● WHAT THE TASK REQUIRES
Set down each entry below exactly as written, keeping the pictures out.

● TASK DATA
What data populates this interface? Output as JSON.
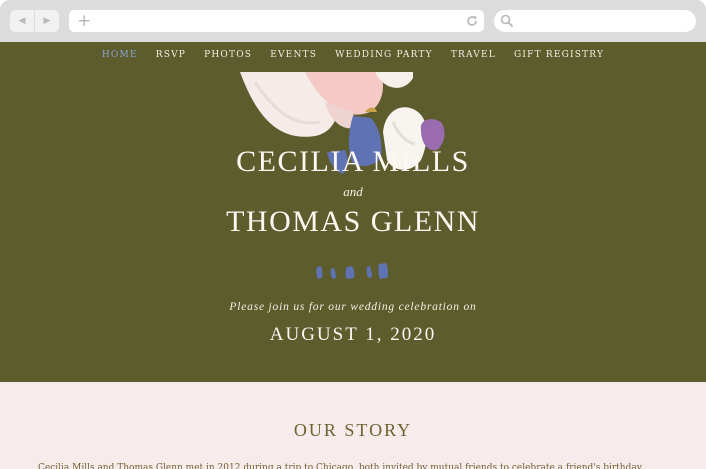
{
  "browser": {
    "back_icon": "arrow-left-icon",
    "forward_icon": "arrow-right-icon",
    "new_tab_icon": "plus-icon",
    "back_glyph": "◀",
    "forward_glyph": "▶",
    "plus_glyph": "+",
    "url_value": "",
    "search_value": ""
  },
  "nav": {
    "items": [
      "HOME",
      "RSVP",
      "PHOTOS",
      "EVENTS",
      "WEDDING PARTY",
      "TRAVEL",
      "GIFT REGISTRY"
    ],
    "active": "HOME"
  },
  "hero": {
    "name1": "CECILIA MILLS",
    "and": "and",
    "name2": "THOMAS GLENN",
    "invite": "Please join us for our wedding celebration on",
    "date": "AUGUST 1, 2020"
  },
  "story": {
    "title": "OUR STORY",
    "text": "Cecilia Mills and Thomas Glenn met in 2012 during a trip to Chicago, both invited by mutual friends to celebrate a friend's birthday."
  },
  "colors": {
    "hero_bg": "#5d5c2d",
    "story_bg": "#f8ebec",
    "active_nav": "#8fa3d6",
    "accent_blue": "#5f72b4",
    "accent_purple": "#9b6bb0",
    "accent_pink": "#f4c9c6"
  }
}
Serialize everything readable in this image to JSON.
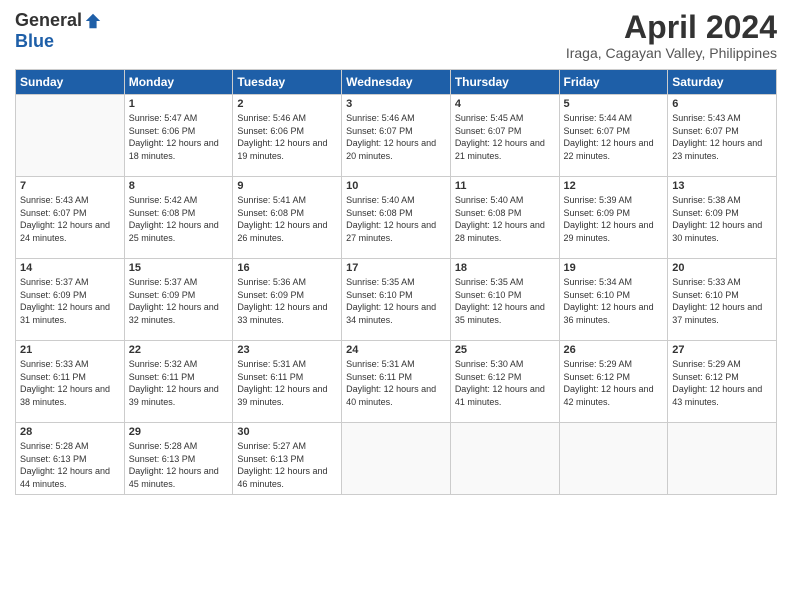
{
  "logo": {
    "general": "General",
    "blue": "Blue"
  },
  "title": "April 2024",
  "location": "Iraga, Cagayan Valley, Philippines",
  "days_of_week": [
    "Sunday",
    "Monday",
    "Tuesday",
    "Wednesday",
    "Thursday",
    "Friday",
    "Saturday"
  ],
  "weeks": [
    [
      {
        "day": "",
        "sunrise": "",
        "sunset": "",
        "daylight": ""
      },
      {
        "day": "1",
        "sunrise": "Sunrise: 5:47 AM",
        "sunset": "Sunset: 6:06 PM",
        "daylight": "Daylight: 12 hours and 18 minutes."
      },
      {
        "day": "2",
        "sunrise": "Sunrise: 5:46 AM",
        "sunset": "Sunset: 6:06 PM",
        "daylight": "Daylight: 12 hours and 19 minutes."
      },
      {
        "day": "3",
        "sunrise": "Sunrise: 5:46 AM",
        "sunset": "Sunset: 6:07 PM",
        "daylight": "Daylight: 12 hours and 20 minutes."
      },
      {
        "day": "4",
        "sunrise": "Sunrise: 5:45 AM",
        "sunset": "Sunset: 6:07 PM",
        "daylight": "Daylight: 12 hours and 21 minutes."
      },
      {
        "day": "5",
        "sunrise": "Sunrise: 5:44 AM",
        "sunset": "Sunset: 6:07 PM",
        "daylight": "Daylight: 12 hours and 22 minutes."
      },
      {
        "day": "6",
        "sunrise": "Sunrise: 5:43 AM",
        "sunset": "Sunset: 6:07 PM",
        "daylight": "Daylight: 12 hours and 23 minutes."
      }
    ],
    [
      {
        "day": "7",
        "sunrise": "Sunrise: 5:43 AM",
        "sunset": "Sunset: 6:07 PM",
        "daylight": "Daylight: 12 hours and 24 minutes."
      },
      {
        "day": "8",
        "sunrise": "Sunrise: 5:42 AM",
        "sunset": "Sunset: 6:08 PM",
        "daylight": "Daylight: 12 hours and 25 minutes."
      },
      {
        "day": "9",
        "sunrise": "Sunrise: 5:41 AM",
        "sunset": "Sunset: 6:08 PM",
        "daylight": "Daylight: 12 hours and 26 minutes."
      },
      {
        "day": "10",
        "sunrise": "Sunrise: 5:40 AM",
        "sunset": "Sunset: 6:08 PM",
        "daylight": "Daylight: 12 hours and 27 minutes."
      },
      {
        "day": "11",
        "sunrise": "Sunrise: 5:40 AM",
        "sunset": "Sunset: 6:08 PM",
        "daylight": "Daylight: 12 hours and 28 minutes."
      },
      {
        "day": "12",
        "sunrise": "Sunrise: 5:39 AM",
        "sunset": "Sunset: 6:09 PM",
        "daylight": "Daylight: 12 hours and 29 minutes."
      },
      {
        "day": "13",
        "sunrise": "Sunrise: 5:38 AM",
        "sunset": "Sunset: 6:09 PM",
        "daylight": "Daylight: 12 hours and 30 minutes."
      }
    ],
    [
      {
        "day": "14",
        "sunrise": "Sunrise: 5:37 AM",
        "sunset": "Sunset: 6:09 PM",
        "daylight": "Daylight: 12 hours and 31 minutes."
      },
      {
        "day": "15",
        "sunrise": "Sunrise: 5:37 AM",
        "sunset": "Sunset: 6:09 PM",
        "daylight": "Daylight: 12 hours and 32 minutes."
      },
      {
        "day": "16",
        "sunrise": "Sunrise: 5:36 AM",
        "sunset": "Sunset: 6:09 PM",
        "daylight": "Daylight: 12 hours and 33 minutes."
      },
      {
        "day": "17",
        "sunrise": "Sunrise: 5:35 AM",
        "sunset": "Sunset: 6:10 PM",
        "daylight": "Daylight: 12 hours and 34 minutes."
      },
      {
        "day": "18",
        "sunrise": "Sunrise: 5:35 AM",
        "sunset": "Sunset: 6:10 PM",
        "daylight": "Daylight: 12 hours and 35 minutes."
      },
      {
        "day": "19",
        "sunrise": "Sunrise: 5:34 AM",
        "sunset": "Sunset: 6:10 PM",
        "daylight": "Daylight: 12 hours and 36 minutes."
      },
      {
        "day": "20",
        "sunrise": "Sunrise: 5:33 AM",
        "sunset": "Sunset: 6:10 PM",
        "daylight": "Daylight: 12 hours and 37 minutes."
      }
    ],
    [
      {
        "day": "21",
        "sunrise": "Sunrise: 5:33 AM",
        "sunset": "Sunset: 6:11 PM",
        "daylight": "Daylight: 12 hours and 38 minutes."
      },
      {
        "day": "22",
        "sunrise": "Sunrise: 5:32 AM",
        "sunset": "Sunset: 6:11 PM",
        "daylight": "Daylight: 12 hours and 39 minutes."
      },
      {
        "day": "23",
        "sunrise": "Sunrise: 5:31 AM",
        "sunset": "Sunset: 6:11 PM",
        "daylight": "Daylight: 12 hours and 39 minutes."
      },
      {
        "day": "24",
        "sunrise": "Sunrise: 5:31 AM",
        "sunset": "Sunset: 6:11 PM",
        "daylight": "Daylight: 12 hours and 40 minutes."
      },
      {
        "day": "25",
        "sunrise": "Sunrise: 5:30 AM",
        "sunset": "Sunset: 6:12 PM",
        "daylight": "Daylight: 12 hours and 41 minutes."
      },
      {
        "day": "26",
        "sunrise": "Sunrise: 5:29 AM",
        "sunset": "Sunset: 6:12 PM",
        "daylight": "Daylight: 12 hours and 42 minutes."
      },
      {
        "day": "27",
        "sunrise": "Sunrise: 5:29 AM",
        "sunset": "Sunset: 6:12 PM",
        "daylight": "Daylight: 12 hours and 43 minutes."
      }
    ],
    [
      {
        "day": "28",
        "sunrise": "Sunrise: 5:28 AM",
        "sunset": "Sunset: 6:13 PM",
        "daylight": "Daylight: 12 hours and 44 minutes."
      },
      {
        "day": "29",
        "sunrise": "Sunrise: 5:28 AM",
        "sunset": "Sunset: 6:13 PM",
        "daylight": "Daylight: 12 hours and 45 minutes."
      },
      {
        "day": "30",
        "sunrise": "Sunrise: 5:27 AM",
        "sunset": "Sunset: 6:13 PM",
        "daylight": "Daylight: 12 hours and 46 minutes."
      },
      {
        "day": "",
        "sunrise": "",
        "sunset": "",
        "daylight": ""
      },
      {
        "day": "",
        "sunrise": "",
        "sunset": "",
        "daylight": ""
      },
      {
        "day": "",
        "sunrise": "",
        "sunset": "",
        "daylight": ""
      },
      {
        "day": "",
        "sunrise": "",
        "sunset": "",
        "daylight": ""
      }
    ]
  ]
}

● ANSWER TO THIS EXERCISE
What data populates this interface? Output as JSON.
{
  "browser": {
    "back_icon": "arrow-left-icon",
    "forward_icon": "arrow-right-icon",
    "new_tab_icon": "plus-icon",
    "back_glyph": "◀",
    "forward_glyph": "▶",
    "plus_glyph": "+",
    "url_value": "",
    "search_value": ""
  },
  "nav": {
    "items": [
      "HOME",
      "RSVP",
      "PHOTOS",
      "EVENTS",
      "WEDDING PARTY",
      "TRAVEL",
      "GIFT REGISTRY"
    ],
    "active": "HOME"
  },
  "hero": {
    "name1": "CECILIA MILLS",
    "and": "and",
    "name2": "THOMAS GLENN",
    "invite": "Please join us for our wedding celebration on",
    "date": "AUGUST 1, 2020"
  },
  "story": {
    "title": "OUR STORY",
    "text": "Cecilia Mills and Thomas Glenn met in 2012 during a trip to Chicago, both invited by mutual friends to celebrate a friend's birthday."
  },
  "colors": {
    "hero_bg": "#5d5c2d",
    "story_bg": "#f8ebec",
    "active_nav": "#8fa3d6",
    "accent_blue": "#5f72b4",
    "accent_purple": "#9b6bb0",
    "accent_pink": "#f4c9c6"
  }
}
Serialize everything readable in this image to JSON.
{
  "logo": {
    "general": "General",
    "blue": "Blue"
  },
  "title": "April 2024",
  "location": "Iraga, Cagayan Valley, Philippines",
  "days_of_week": [
    "Sunday",
    "Monday",
    "Tuesday",
    "Wednesday",
    "Thursday",
    "Friday",
    "Saturday"
  ],
  "weeks": [
    [
      {
        "day": "",
        "sunrise": "",
        "sunset": "",
        "daylight": ""
      },
      {
        "day": "1",
        "sunrise": "Sunrise: 5:47 AM",
        "sunset": "Sunset: 6:06 PM",
        "daylight": "Daylight: 12 hours and 18 minutes."
      },
      {
        "day": "2",
        "sunrise": "Sunrise: 5:46 AM",
        "sunset": "Sunset: 6:06 PM",
        "daylight": "Daylight: 12 hours and 19 minutes."
      },
      {
        "day": "3",
        "sunrise": "Sunrise: 5:46 AM",
        "sunset": "Sunset: 6:07 PM",
        "daylight": "Daylight: 12 hours and 20 minutes."
      },
      {
        "day": "4",
        "sunrise": "Sunrise: 5:45 AM",
        "sunset": "Sunset: 6:07 PM",
        "daylight": "Daylight: 12 hours and 21 minutes."
      },
      {
        "day": "5",
        "sunrise": "Sunrise: 5:44 AM",
        "sunset": "Sunset: 6:07 PM",
        "daylight": "Daylight: 12 hours and 22 minutes."
      },
      {
        "day": "6",
        "sunrise": "Sunrise: 5:43 AM",
        "sunset": "Sunset: 6:07 PM",
        "daylight": "Daylight: 12 hours and 23 minutes."
      }
    ],
    [
      {
        "day": "7",
        "sunrise": "Sunrise: 5:43 AM",
        "sunset": "Sunset: 6:07 PM",
        "daylight": "Daylight: 12 hours and 24 minutes."
      },
      {
        "day": "8",
        "sunrise": "Sunrise: 5:42 AM",
        "sunset": "Sunset: 6:08 PM",
        "daylight": "Daylight: 12 hours and 25 minutes."
      },
      {
        "day": "9",
        "sunrise": "Sunrise: 5:41 AM",
        "sunset": "Sunset: 6:08 PM",
        "daylight": "Daylight: 12 hours and 26 minutes."
      },
      {
        "day": "10",
        "sunrise": "Sunrise: 5:40 AM",
        "sunset": "Sunset: 6:08 PM",
        "daylight": "Daylight: 12 hours and 27 minutes."
      },
      {
        "day": "11",
        "sunrise": "Sunrise: 5:40 AM",
        "sunset": "Sunset: 6:08 PM",
        "daylight": "Daylight: 12 hours and 28 minutes."
      },
      {
        "day": "12",
        "sunrise": "Sunrise: 5:39 AM",
        "sunset": "Sunset: 6:09 PM",
        "daylight": "Daylight: 12 hours and 29 minutes."
      },
      {
        "day": "13",
        "sunrise": "Sunrise: 5:38 AM",
        "sunset": "Sunset: 6:09 PM",
        "daylight": "Daylight: 12 hours and 30 minutes."
      }
    ],
    [
      {
        "day": "14",
        "sunrise": "Sunrise: 5:37 AM",
        "sunset": "Sunset: 6:09 PM",
        "daylight": "Daylight: 12 hours and 31 minutes."
      },
      {
        "day": "15",
        "sunrise": "Sunrise: 5:37 AM",
        "sunset": "Sunset: 6:09 PM",
        "daylight": "Daylight: 12 hours and 32 minutes."
      },
      {
        "day": "16",
        "sunrise": "Sunrise: 5:36 AM",
        "sunset": "Sunset: 6:09 PM",
        "daylight": "Daylight: 12 hours and 33 minutes."
      },
      {
        "day": "17",
        "sunrise": "Sunrise: 5:35 AM",
        "sunset": "Sunset: 6:10 PM",
        "daylight": "Daylight: 12 hours and 34 minutes."
      },
      {
        "day": "18",
        "sunrise": "Sunrise: 5:35 AM",
        "sunset": "Sunset: 6:10 PM",
        "daylight": "Daylight: 12 hours and 35 minutes."
      },
      {
        "day": "19",
        "sunrise": "Sunrise: 5:34 AM",
        "sunset": "Sunset: 6:10 PM",
        "daylight": "Daylight: 12 hours and 36 minutes."
      },
      {
        "day": "20",
        "sunrise": "Sunrise: 5:33 AM",
        "sunset": "Sunset: 6:10 PM",
        "daylight": "Daylight: 12 hours and 37 minutes."
      }
    ],
    [
      {
        "day": "21",
        "sunrise": "Sunrise: 5:33 AM",
        "sunset": "Sunset: 6:11 PM",
        "daylight": "Daylight: 12 hours and 38 minutes."
      },
      {
        "day": "22",
        "sunrise": "Sunrise: 5:32 AM",
        "sunset": "Sunset: 6:11 PM",
        "daylight": "Daylight: 12 hours and 39 minutes."
      },
      {
        "day": "23",
        "sunrise": "Sunrise: 5:31 AM",
        "sunset": "Sunset: 6:11 PM",
        "daylight": "Daylight: 12 hours and 39 minutes."
      },
      {
        "day": "24",
        "sunrise": "Sunrise: 5:31 AM",
        "sunset": "Sunset: 6:11 PM",
        "daylight": "Daylight: 12 hours and 40 minutes."
      },
      {
        "day": "25",
        "sunrise": "Sunrise: 5:30 AM",
        "sunset": "Sunset: 6:12 PM",
        "daylight": "Daylight: 12 hours and 41 minutes."
      },
      {
        "day": "26",
        "sunrise": "Sunrise: 5:29 AM",
        "sunset": "Sunset: 6:12 PM",
        "daylight": "Daylight: 12 hours and 42 minutes."
      },
      {
        "day": "27",
        "sunrise": "Sunrise: 5:29 AM",
        "sunset": "Sunset: 6:12 PM",
        "daylight": "Daylight: 12 hours and 43 minutes."
      }
    ],
    [
      {
        "day": "28",
        "sunrise": "Sunrise: 5:28 AM",
        "sunset": "Sunset: 6:13 PM",
        "daylight": "Daylight: 12 hours and 44 minutes."
      },
      {
        "day": "29",
        "sunrise": "Sunrise: 5:28 AM",
        "sunset": "Sunset: 6:13 PM",
        "daylight": "Daylight: 12 hours and 45 minutes."
      },
      {
        "day": "30",
        "sunrise": "Sunrise: 5:27 AM",
        "sunset": "Sunset: 6:13 PM",
        "daylight": "Daylight: 12 hours and 46 minutes."
      },
      {
        "day": "",
        "sunrise": "",
        "sunset": "",
        "daylight": ""
      },
      {
        "day": "",
        "sunrise": "",
        "sunset": "",
        "daylight": ""
      },
      {
        "day": "",
        "sunrise": "",
        "sunset": "",
        "daylight": ""
      },
      {
        "day": "",
        "sunrise": "",
        "sunset": "",
        "daylight": ""
      }
    ]
  ]
}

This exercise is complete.